### Recorded information ###
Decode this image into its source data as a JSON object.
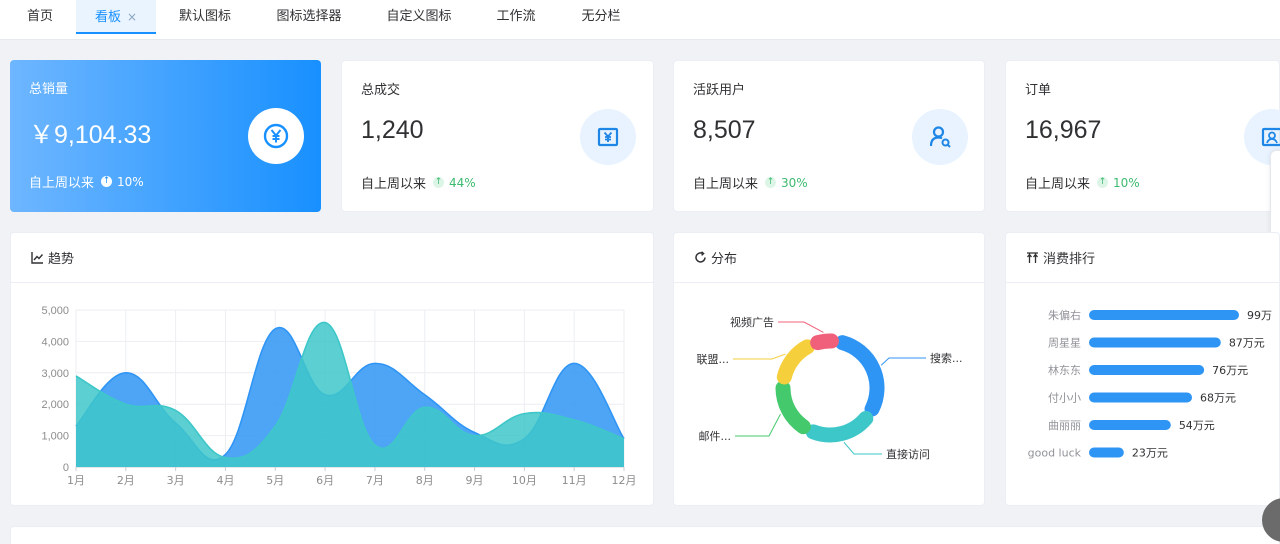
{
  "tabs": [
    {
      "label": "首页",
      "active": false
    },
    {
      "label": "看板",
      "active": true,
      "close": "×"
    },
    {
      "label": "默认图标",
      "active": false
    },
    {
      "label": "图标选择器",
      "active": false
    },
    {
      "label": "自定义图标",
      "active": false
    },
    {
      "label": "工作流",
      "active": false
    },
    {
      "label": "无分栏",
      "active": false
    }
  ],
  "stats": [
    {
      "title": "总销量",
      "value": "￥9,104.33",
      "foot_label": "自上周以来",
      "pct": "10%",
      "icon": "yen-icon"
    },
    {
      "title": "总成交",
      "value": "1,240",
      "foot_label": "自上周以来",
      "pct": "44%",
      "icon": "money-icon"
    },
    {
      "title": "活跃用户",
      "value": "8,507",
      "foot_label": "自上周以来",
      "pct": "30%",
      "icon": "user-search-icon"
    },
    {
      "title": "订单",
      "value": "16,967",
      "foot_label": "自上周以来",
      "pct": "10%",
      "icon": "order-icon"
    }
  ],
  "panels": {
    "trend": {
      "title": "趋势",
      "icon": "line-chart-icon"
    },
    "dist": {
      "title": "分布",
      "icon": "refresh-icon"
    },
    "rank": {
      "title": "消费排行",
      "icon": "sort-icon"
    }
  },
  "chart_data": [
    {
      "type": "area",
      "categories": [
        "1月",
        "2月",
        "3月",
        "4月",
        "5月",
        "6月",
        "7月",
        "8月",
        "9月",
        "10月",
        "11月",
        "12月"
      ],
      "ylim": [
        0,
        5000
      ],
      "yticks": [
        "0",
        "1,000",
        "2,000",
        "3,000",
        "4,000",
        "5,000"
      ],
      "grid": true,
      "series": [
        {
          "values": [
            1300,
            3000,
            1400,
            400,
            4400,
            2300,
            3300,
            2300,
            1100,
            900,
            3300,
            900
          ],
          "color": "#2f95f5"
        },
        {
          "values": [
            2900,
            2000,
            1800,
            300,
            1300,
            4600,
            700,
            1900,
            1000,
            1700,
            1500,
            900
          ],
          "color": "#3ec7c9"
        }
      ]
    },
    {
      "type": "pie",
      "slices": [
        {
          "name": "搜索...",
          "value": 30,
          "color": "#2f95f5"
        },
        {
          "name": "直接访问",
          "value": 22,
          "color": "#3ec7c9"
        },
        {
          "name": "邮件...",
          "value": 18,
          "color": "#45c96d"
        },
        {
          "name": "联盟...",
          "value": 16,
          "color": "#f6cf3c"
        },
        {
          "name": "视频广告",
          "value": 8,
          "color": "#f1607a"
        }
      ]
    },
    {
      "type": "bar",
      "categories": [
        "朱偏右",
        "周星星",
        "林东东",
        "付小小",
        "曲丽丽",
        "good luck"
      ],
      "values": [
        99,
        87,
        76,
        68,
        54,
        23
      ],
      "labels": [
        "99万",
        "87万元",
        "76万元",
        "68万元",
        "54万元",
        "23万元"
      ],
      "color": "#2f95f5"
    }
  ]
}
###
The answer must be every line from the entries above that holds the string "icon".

      "icon": "yen-icon"
      "icon": "money-icon"
      "icon": "user-search-icon"
      "icon": "order-icon"
      "icon": "line-chart-icon"
      "icon": "refresh-icon"
      "icon": "sort-icon"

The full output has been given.